Online grooming is now
a criminal offence
In 2014, it wasn’t illegal for an adult to send a child a sexual message. We launched a campaign called Flaw in the Law which called on the government to make online grooming a crime.
Over 50,000 people signed our petition and sent our email template to the Minister for Online Child Protection demanding a new law to keep children safe – and in 2015 government finally listened.
The law was finally passed in 2015 as part of the Serious Crime Act. Thanks to our campaigners, sending sexual messages to children and young people became a criminal offence.
But social media still isn't safe for young people - help hold tech companies accountable for the abuse that's happening on their platforms.

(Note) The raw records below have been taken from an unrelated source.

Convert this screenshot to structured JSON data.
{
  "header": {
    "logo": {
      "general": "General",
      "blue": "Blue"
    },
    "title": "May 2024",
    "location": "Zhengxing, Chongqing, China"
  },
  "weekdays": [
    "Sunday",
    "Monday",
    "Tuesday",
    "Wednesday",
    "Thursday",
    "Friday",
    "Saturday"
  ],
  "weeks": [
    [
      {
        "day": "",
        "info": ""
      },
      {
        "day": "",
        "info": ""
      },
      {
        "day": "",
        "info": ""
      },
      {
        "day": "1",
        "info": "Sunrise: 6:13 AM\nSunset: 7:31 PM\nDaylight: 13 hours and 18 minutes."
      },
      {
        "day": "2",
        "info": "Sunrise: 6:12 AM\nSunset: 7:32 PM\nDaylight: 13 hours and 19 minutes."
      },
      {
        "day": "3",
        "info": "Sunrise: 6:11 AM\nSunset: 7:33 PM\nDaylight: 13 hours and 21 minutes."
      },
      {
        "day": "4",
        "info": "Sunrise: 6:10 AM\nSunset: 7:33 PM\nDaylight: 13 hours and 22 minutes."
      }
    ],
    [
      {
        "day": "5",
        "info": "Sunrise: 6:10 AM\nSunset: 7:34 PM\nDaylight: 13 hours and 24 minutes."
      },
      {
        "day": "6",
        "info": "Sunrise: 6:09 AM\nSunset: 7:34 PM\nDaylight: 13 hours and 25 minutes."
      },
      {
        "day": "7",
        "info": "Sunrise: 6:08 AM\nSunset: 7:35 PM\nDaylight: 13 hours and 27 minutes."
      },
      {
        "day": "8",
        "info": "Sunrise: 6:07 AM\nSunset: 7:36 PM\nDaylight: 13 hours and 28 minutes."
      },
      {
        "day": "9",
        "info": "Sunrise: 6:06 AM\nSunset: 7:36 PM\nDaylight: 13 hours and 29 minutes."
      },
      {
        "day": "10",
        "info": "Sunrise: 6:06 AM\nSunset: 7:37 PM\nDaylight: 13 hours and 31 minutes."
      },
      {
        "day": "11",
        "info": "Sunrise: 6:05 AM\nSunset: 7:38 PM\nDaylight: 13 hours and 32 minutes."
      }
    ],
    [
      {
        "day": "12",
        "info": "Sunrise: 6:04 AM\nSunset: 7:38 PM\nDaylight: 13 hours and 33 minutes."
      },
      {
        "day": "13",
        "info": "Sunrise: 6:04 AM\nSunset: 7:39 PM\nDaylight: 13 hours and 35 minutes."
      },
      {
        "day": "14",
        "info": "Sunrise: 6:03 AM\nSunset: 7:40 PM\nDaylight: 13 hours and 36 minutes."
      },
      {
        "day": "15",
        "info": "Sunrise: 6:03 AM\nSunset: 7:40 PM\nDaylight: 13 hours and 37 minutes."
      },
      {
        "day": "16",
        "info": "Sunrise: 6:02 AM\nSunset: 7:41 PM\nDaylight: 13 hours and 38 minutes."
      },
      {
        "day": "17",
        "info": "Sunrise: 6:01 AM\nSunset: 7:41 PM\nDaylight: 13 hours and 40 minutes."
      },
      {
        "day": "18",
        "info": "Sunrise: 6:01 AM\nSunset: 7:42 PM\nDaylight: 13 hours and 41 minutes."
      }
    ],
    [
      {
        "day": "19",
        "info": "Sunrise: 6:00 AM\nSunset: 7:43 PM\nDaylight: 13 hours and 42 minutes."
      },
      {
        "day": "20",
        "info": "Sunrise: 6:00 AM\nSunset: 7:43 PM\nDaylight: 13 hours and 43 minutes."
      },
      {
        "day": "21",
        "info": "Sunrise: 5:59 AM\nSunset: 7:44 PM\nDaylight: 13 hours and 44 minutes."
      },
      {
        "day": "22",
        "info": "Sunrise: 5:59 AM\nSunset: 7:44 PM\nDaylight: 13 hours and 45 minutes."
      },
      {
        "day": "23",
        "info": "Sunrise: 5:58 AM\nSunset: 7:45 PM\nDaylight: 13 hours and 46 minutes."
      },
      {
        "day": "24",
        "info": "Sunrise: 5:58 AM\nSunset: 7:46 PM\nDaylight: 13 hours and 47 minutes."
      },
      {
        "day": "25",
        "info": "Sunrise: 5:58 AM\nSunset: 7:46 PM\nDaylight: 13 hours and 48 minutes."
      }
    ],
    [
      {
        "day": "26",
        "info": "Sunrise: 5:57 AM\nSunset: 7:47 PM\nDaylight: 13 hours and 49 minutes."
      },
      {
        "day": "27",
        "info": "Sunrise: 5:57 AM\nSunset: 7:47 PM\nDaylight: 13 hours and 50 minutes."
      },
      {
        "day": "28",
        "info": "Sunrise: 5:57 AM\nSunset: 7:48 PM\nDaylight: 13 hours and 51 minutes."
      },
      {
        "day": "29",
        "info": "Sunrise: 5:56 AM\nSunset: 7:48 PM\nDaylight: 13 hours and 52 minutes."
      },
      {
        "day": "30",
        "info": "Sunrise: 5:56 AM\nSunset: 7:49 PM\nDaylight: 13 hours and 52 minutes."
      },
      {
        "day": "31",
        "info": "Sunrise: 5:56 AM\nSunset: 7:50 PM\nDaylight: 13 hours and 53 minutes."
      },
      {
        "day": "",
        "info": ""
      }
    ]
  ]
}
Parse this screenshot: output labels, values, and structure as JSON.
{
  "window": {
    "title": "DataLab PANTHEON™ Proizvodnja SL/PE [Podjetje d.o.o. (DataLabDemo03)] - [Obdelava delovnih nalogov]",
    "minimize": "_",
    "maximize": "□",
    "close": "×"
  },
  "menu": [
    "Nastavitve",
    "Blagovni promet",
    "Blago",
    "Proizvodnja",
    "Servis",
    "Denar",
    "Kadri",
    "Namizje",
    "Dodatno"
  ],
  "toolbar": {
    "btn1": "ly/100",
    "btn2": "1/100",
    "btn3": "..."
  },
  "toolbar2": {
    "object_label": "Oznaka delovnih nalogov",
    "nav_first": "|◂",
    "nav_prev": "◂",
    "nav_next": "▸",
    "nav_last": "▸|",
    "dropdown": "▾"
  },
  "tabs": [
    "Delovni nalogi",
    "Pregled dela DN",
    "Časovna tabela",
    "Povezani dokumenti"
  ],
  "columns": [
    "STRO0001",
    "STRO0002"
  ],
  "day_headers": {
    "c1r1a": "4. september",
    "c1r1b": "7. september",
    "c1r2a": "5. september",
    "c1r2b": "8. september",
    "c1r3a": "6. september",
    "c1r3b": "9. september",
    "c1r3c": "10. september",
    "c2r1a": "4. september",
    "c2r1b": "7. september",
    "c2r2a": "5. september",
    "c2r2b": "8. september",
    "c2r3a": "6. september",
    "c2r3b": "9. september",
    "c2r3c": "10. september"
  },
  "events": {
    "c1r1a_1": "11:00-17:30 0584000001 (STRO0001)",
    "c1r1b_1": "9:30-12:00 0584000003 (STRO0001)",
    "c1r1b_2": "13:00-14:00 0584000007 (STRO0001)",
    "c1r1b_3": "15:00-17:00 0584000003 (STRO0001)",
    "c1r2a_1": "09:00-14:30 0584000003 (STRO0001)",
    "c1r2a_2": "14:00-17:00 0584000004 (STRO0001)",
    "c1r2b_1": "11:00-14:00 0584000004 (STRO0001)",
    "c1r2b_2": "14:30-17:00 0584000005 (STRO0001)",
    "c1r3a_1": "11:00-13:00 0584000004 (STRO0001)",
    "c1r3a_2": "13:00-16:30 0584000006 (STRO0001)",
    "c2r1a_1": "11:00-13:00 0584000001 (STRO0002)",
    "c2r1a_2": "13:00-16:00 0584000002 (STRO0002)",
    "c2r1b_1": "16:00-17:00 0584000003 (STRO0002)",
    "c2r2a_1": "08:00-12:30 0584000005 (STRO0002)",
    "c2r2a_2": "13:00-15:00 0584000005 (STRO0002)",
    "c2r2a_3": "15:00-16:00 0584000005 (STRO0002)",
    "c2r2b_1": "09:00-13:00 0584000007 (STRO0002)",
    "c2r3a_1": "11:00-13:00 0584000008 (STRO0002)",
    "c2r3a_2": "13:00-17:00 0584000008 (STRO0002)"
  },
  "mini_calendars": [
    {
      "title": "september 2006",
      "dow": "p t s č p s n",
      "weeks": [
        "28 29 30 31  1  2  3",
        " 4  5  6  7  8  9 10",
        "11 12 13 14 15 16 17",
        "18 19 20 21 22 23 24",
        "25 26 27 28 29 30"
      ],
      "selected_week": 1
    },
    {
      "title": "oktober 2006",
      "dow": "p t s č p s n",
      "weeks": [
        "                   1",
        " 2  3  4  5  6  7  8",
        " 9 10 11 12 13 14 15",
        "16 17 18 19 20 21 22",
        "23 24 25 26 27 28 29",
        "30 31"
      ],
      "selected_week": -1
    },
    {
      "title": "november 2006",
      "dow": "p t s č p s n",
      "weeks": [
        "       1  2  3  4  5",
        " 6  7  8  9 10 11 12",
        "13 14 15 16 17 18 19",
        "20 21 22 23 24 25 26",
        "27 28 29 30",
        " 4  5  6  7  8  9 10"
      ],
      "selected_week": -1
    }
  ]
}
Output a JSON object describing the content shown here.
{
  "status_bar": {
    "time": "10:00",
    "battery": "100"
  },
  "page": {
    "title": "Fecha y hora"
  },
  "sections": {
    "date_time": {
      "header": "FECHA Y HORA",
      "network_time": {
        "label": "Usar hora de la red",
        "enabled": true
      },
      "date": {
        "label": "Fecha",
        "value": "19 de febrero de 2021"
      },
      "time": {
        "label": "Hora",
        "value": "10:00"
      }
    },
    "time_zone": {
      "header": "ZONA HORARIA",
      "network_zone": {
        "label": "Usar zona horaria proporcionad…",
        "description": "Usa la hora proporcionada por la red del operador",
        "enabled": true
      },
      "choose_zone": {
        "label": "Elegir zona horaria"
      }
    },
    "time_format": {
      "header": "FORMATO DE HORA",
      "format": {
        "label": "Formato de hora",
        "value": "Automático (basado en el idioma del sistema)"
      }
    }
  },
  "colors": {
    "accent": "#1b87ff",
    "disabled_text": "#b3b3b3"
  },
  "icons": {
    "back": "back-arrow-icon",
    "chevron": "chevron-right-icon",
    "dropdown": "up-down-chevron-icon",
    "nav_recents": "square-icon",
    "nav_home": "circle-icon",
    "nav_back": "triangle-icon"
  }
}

Stopping sexual abuse at
clubs and activities
It's illegal for teachers, care workers and youth justice workers to have sex with 16 or 17-year-olds in their care. But until 2015 a loophole in the law meant other adults in positions of power – from coaches to youth leaders – could legally have sex with the young people that they were responsible for.
Over 3,500 NSPCC campaigners emailed their MP our email template asking them to help us keep young people safe – whether they’re at school or at a club or activity.
Thanks to you, government listened to us. In March 2021, the Ministry of Justice made a huge commitment in the new Police, Crime, Sentencing and Courts Bill that sports coaches and faith leaders in England and Wales will be held to the same standards as teachers, doctors, and social workers.
Closing this loophole brings us one step closer to making sure young people are protected by law from adults who look after them.
Campaign with us to keep children safe
Sign up to be an NSPCC campaigner and receive monthly updates with actions you can complete in 2 minutes or less to support our campaigns.
Social media companies
will be regulated
Social media platforms aren't keeping young users safe. That's why we launched Wild West Web - to urge the government to introduce new laws to regulate big tech companies and protect children from sexual abuse online.
In 2019 over 45,000 people signed our petition. And our voices were heard. In December 2020, Government announced that a future Online Safety Bill will place a legal duty of care on tech companies to protect young people on their platforms.
But this law still hasn't passed – and you can help us demand that government keeps their promise.
Children are now recognised victims of domestic abuse
Being exposed to domestic abuse has serious consequences for children and young people; and it can affect how they feel, think and behave in harmful ways.
Thanks to our campaign alongside other children’s charities and women’s organisations and the backing we received from supporters around the UK – government agreed to recognise children as victims. The Domestic Abuse Act should mean that they can access the protection and support they need to recover.
"I am delighted that the Domestic Abuse Bill has been passed by the House of Commons [It] will have a profound and positive impact on millions of victims, survivors and children across the country."
Victoria Atkins, Minister for Safeguarding
We’re also starting conversations to help keep children safe from sexual abuse
Our PANTS campaign is about helping parents and teachers talk to children about keeping safe - without using scary words or even mentioning sex.
With the help of our friendly dinosaur Pantosaurus, we’re teaching kids that their body belongs to them, they have a right to say no, and that they should tell an adult they trust if they’re worried or upset.
With your help, we’ve already helped to make over 950,000 children safer through talking PANTS. Thousands of parents have had conversations, and teachers across the UK are using our lesson plans with their classes.
Get your PANTS pack for just 5 pounds from our online shop to help you Talk PANTS with your kids today.